===== Material for this exercise

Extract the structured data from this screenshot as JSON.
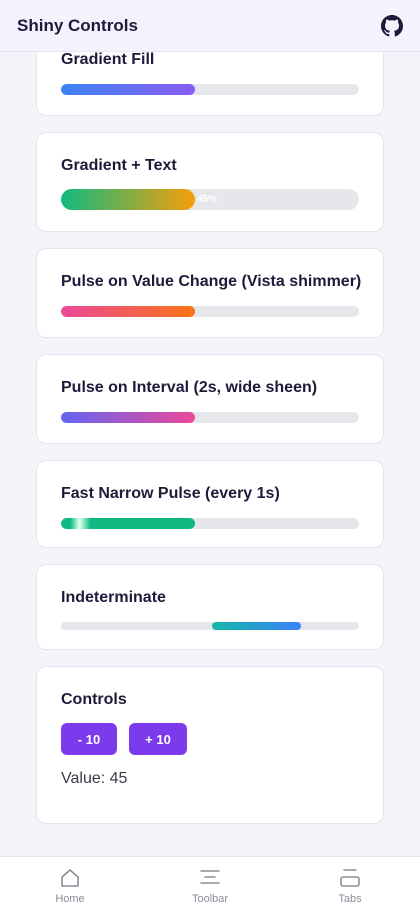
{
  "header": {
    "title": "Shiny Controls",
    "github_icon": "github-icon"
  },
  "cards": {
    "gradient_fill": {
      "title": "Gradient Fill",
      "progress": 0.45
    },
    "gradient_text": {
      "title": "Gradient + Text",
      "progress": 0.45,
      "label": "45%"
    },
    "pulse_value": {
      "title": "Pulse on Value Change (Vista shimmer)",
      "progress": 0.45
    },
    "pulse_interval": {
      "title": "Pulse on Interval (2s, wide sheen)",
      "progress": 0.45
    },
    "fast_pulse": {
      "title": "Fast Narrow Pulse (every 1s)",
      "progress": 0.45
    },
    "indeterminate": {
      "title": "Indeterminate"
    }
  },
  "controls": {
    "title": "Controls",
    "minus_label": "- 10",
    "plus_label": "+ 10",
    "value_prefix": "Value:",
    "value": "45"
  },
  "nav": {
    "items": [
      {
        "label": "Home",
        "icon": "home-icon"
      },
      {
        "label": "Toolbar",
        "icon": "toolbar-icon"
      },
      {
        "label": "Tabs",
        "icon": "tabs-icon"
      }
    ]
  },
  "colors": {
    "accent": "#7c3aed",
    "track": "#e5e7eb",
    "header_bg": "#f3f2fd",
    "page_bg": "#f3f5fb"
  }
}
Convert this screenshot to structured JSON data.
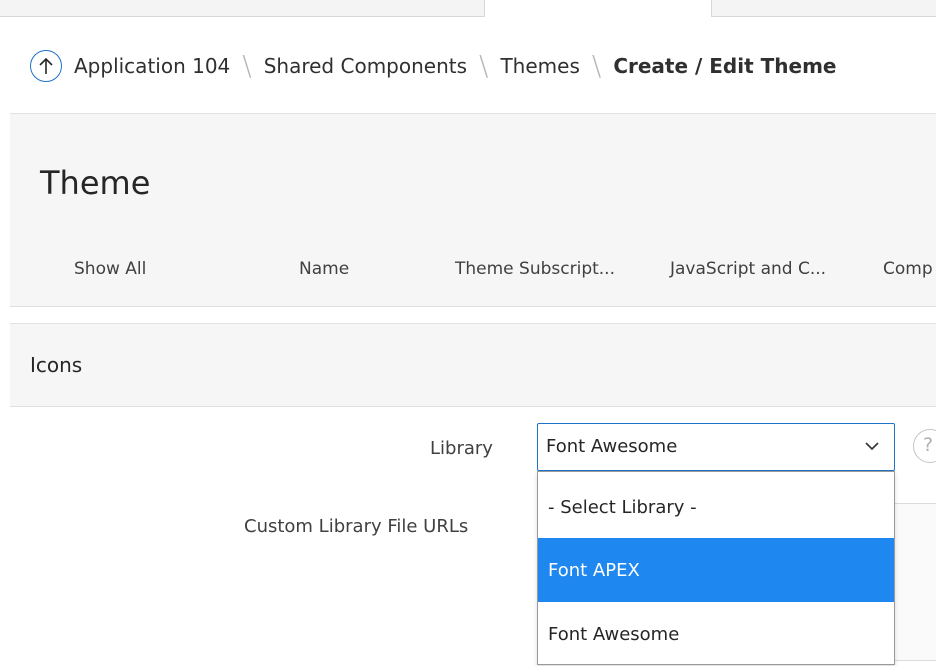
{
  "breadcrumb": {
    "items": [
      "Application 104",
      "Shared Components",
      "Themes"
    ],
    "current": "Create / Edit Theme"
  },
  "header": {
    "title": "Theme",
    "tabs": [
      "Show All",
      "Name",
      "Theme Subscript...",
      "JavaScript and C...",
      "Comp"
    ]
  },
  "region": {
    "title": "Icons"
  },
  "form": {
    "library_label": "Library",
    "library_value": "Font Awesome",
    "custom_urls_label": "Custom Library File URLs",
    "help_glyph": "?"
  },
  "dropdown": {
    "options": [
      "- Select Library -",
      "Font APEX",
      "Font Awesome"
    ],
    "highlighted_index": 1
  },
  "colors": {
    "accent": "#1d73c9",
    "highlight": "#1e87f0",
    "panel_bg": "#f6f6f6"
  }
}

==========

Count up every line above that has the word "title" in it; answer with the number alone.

10